Jardines came after Caballes told us drug dog sniffs are not a search.
But Jardines got all touchy feely with a person’s home. So the home is special.
That court reminded us that:
“a simple baseline, one that for much of our history formed the exclusive basis for its protections: When ‘the Government obtains information by physically intruding' on persons, houses, papers, or effects, ‘a “search” within the original meaning of the Fourth Amendment' has ‘undoubtedly occurred.' ” Jardines, 569 U.S. at ___, 133 S. Ct. at 1414 (quoting United States v. Jones, 565 U.S. ___, ___ n.3, 132 S. Ct. 945, 950 n.3 (2012)).
The front door and the area immediately outside the front door is also protected because of legal concept of curtilage.
What the heck is curtilage?
The constitution sees a home as not only the structure in which people live but also “the area ‘immediately surrounding and associated with the home,' ” an area referred to as the curtilage.

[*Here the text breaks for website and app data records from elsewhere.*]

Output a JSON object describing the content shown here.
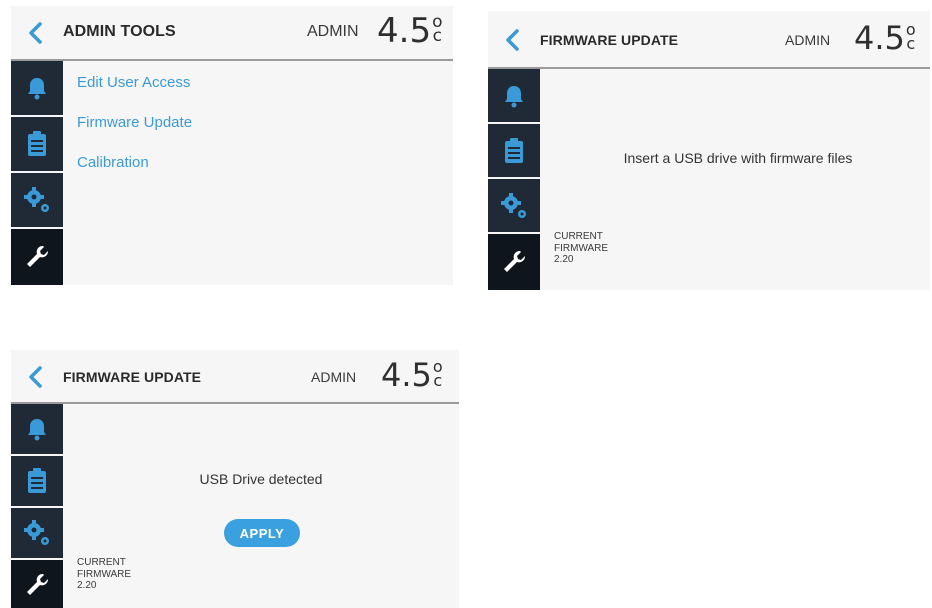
{
  "colors": {
    "accent": "#3a9ad8",
    "sidebar": "#1f2a36",
    "sidebar_icon": "#3a9ad8",
    "apply_button": "#3aa0e0",
    "panel_bg": "#f6f6f6"
  },
  "icons": {
    "back": "chevron-left-icon",
    "alarms": "bell-icon",
    "log": "clipboard-icon",
    "settings": "gears-icon",
    "tools": "wrench-icon"
  },
  "screens": [
    {
      "header": {
        "title": "ADMIN TOOLS",
        "user": "ADMIN",
        "temp_value": "4.5",
        "temp_deg": "o",
        "temp_unit": "c"
      },
      "menu": [
        "Edit User Access",
        "Firmware Update",
        "Calibration"
      ]
    },
    {
      "header": {
        "title": "FIRMWARE UPDATE",
        "user": "ADMIN",
        "temp_value": "4.5",
        "temp_deg": "o",
        "temp_unit": "c"
      },
      "message": "Insert a USB drive with firmware files",
      "firmware": {
        "label1": "CURRENT",
        "label2": "FIRMWARE",
        "version": "2.20"
      }
    },
    {
      "header": {
        "title": "FIRMWARE UPDATE",
        "user": "ADMIN",
        "temp_value": "4.5",
        "temp_deg": "o",
        "temp_unit": "c"
      },
      "message": "USB Drive detected",
      "apply_label": "APPLY",
      "firmware": {
        "label1": "CURRENT",
        "label2": "FIRMWARE",
        "version": "2.20"
      }
    }
  ]
}
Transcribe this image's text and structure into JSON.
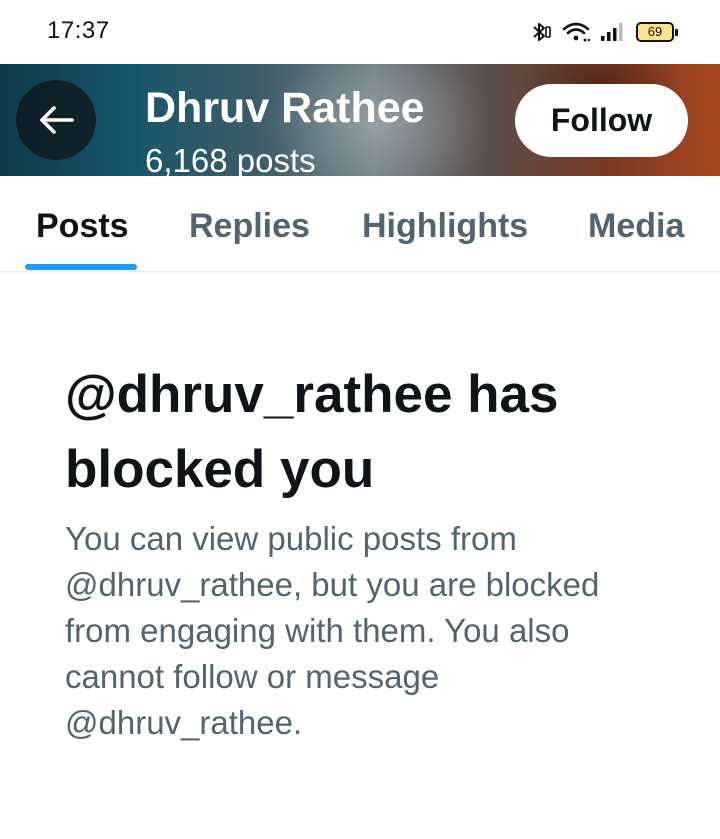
{
  "status_bar": {
    "time": "17:37",
    "battery": "69",
    "icons": [
      "bluetooth-icon",
      "wifi-icon",
      "signal-icon",
      "battery-icon"
    ]
  },
  "header": {
    "name": "Dhruv Rathee",
    "posts": "6,168 posts",
    "follow_label": "Follow",
    "back_icon": "arrow-left-icon"
  },
  "tabs": [
    {
      "label": "Posts",
      "active": true
    },
    {
      "label": "Replies",
      "active": false
    },
    {
      "label": "Highlights",
      "active": false
    },
    {
      "label": "Media",
      "active": false
    }
  ],
  "blocked": {
    "title": "@dhruv_rathee has blocked you",
    "message": "You can view public posts from @dhruv_rathee, but you are blocked from engaging with them. You also cannot follow or message @dhruv_rathee."
  },
  "colors": {
    "accent": "#1d9bf0",
    "text_primary": "#0f1419",
    "text_secondary": "#536471"
  }
}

Jardines, at 1414; quoting Oliver v. United States, 466 U.S. 170, 180 (1984). “This area around the home is ‘intimately linked to the home, both physically and psychologically,' and is where ‘privacy expectations are most heightened.' ” Id. at 1415; quoting California v. Ciraolo, 476 U.S. 207, 213 (1986). “The front porch is the classic exemplar of an area adjacent to the home and ‘to which the activity of home life extends.' ” Id. at 1415; quoting Oliver, 466 U.S. at 182.
More on State's Argument

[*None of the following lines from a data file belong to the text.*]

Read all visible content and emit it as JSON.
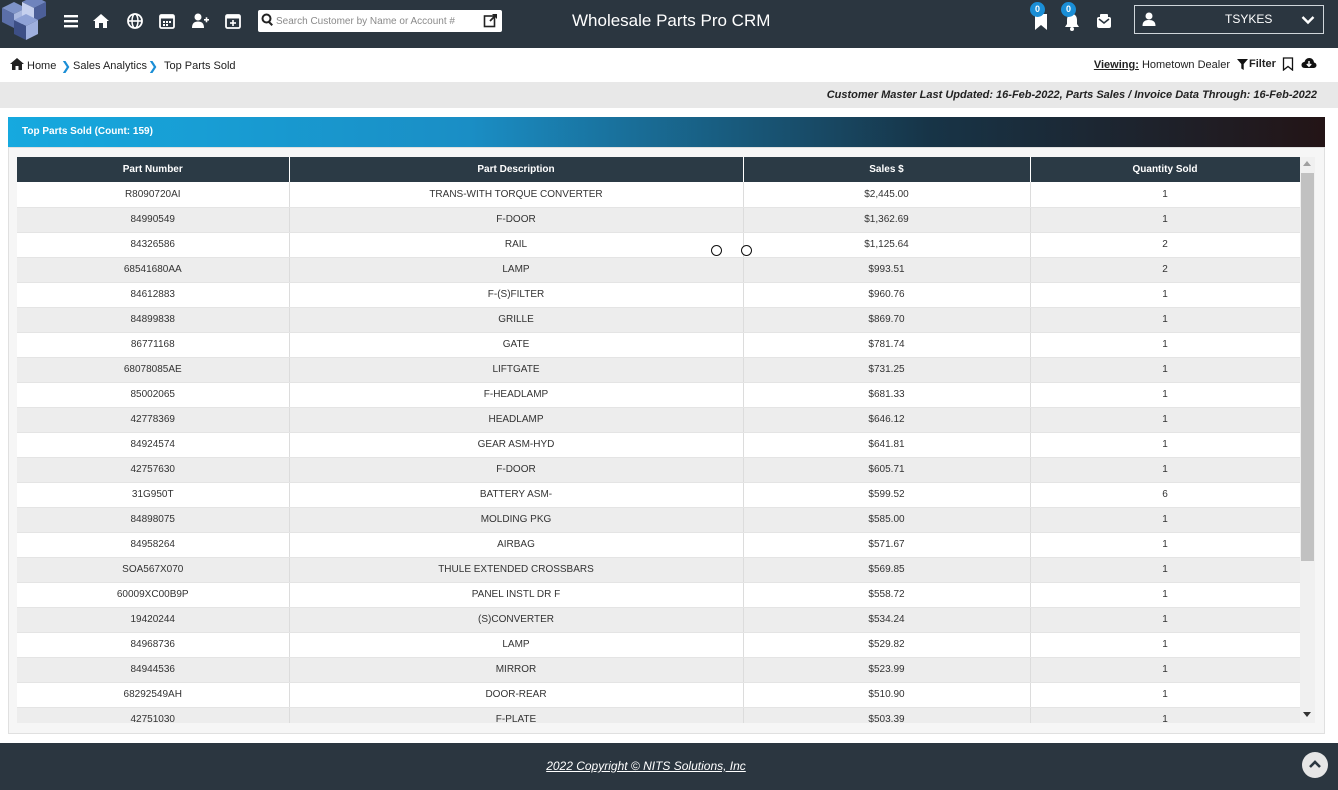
{
  "app": {
    "title": "Wholesale Parts Pro CRM"
  },
  "search": {
    "placeholder": "Search Customer by Name or Account #"
  },
  "header": {
    "user_name": "TSYKES",
    "bookmarks_count": "0",
    "notifications_count": "0"
  },
  "breadcrumb": {
    "home": "Home",
    "sales_analytics": "Sales Analytics",
    "current": "Top Parts Sold"
  },
  "viewing": {
    "label": "Viewing:",
    "value": "Hometown Dealer",
    "filter_label": "Filter"
  },
  "info": {
    "last_updated": "Customer Master Last Updated: 16-Feb-2022, Parts Sales / Invoice Data Through: 16-Feb-2022"
  },
  "panel": {
    "title": "Top Parts Sold (Count: 159)"
  },
  "table": {
    "columns": [
      "Part Number",
      "Part Description",
      "Sales $",
      "Quantity Sold"
    ],
    "rows": [
      [
        "R8090720AI",
        "TRANS-WITH TORQUE CONVERTER",
        "$2,445.00",
        "1"
      ],
      [
        "84990549",
        "F-DOOR",
        "$1,362.69",
        "1"
      ],
      [
        "84326586",
        "RAIL",
        "$1,125.64",
        "2"
      ],
      [
        "68541680AA",
        "LAMP",
        "$993.51",
        "2"
      ],
      [
        "84612883",
        "F-(S)FILTER",
        "$960.76",
        "1"
      ],
      [
        "84899838",
        "GRILLE",
        "$869.70",
        "1"
      ],
      [
        "86771168",
        "GATE",
        "$781.74",
        "1"
      ],
      [
        "68078085AE",
        "LIFTGATE",
        "$731.25",
        "1"
      ],
      [
        "85002065",
        "F-HEADLAMP",
        "$681.33",
        "1"
      ],
      [
        "42778369",
        "HEADLAMP",
        "$646.12",
        "1"
      ],
      [
        "84924574",
        "GEAR ASM-HYD",
        "$641.81",
        "1"
      ],
      [
        "42757630",
        "F-DOOR",
        "$605.71",
        "1"
      ],
      [
        "31G950T",
        "BATTERY ASM-",
        "$599.52",
        "6"
      ],
      [
        "84898075",
        "MOLDING PKG",
        "$585.00",
        "1"
      ],
      [
        "84958264",
        "AIRBAG",
        "$571.67",
        "1"
      ],
      [
        "SOA567X070",
        "THULE EXTENDED CROSSBARS",
        "$569.85",
        "1"
      ],
      [
        "60009XC00B9P",
        "PANEL INSTL DR F",
        "$558.72",
        "1"
      ],
      [
        "19420244",
        "(S)CONVERTER",
        "$534.24",
        "1"
      ],
      [
        "84968736",
        "LAMP",
        "$529.82",
        "1"
      ],
      [
        "84944536",
        "MIRROR",
        "$523.99",
        "1"
      ],
      [
        "68292549AH",
        "DOOR-REAR",
        "$510.90",
        "1"
      ],
      [
        "42751030",
        "F-PLATE",
        "$503.39",
        "1"
      ]
    ]
  },
  "footer": {
    "copyright": "2022 Copyright © NITS Solutions, Inc"
  }
}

If we flush out the State’s argument a bit more, they are also relying on a line of case law that says that the police don’t have to deny themselves behaviour that normal citizens have the right to utilize.
For example, any normal person has an implicit right to walk into an apartment building and knock on a front door, wait briefly to be received, and leave when they want.
The Supreme Court simply said that although this may be true, the normal people who would do this don’t have trained police dogs that they are using to detect narcotics.
Any implicit invitation a citizen has to knock on a front door does not extend to people who have police dogs with an objective to detect the presence of narcotics.
Specifically the court said that –
There is no customary invitation for someone—including a police officer—to “march his bloodhound” up to someone's home to “engage in canine forensic investigation” and use a drug-detection dog “to explore the area around the home in hopes of discovering incriminating evidence.” Id. at 1416. Nor is there an implicit invitation for “a visitor [to] come to the front door in the middle of the night.” Id. at 1422.
When it comes to a home the “reasonable expectation of privacy” arguments are out the window. In Jardines, the Court said that, “the home is first among equals” when it comes to the fourth amendment. Jardines, 133 S. Ct. at 1414.
A home includes an apartment.
“When the police stood at the entrance to defendant's apartment with a drug-detection dog, their investigation took place in a constitutionally protected area.” ¶ 45.
“In this case, the police not only approached defendant's front door with a drug-detection dog to engage in an investigation of her home, they did so in the middle of the night. As Jardines makes clear, there is no implicit invitation for the police to do this and the officers in this case could not approach defendant's front door, absent a warrant, with a drug-detection dog to conduct a search of the contents her home.” ¶ 46.
For more information, jump over to my resource page on police drug dogs.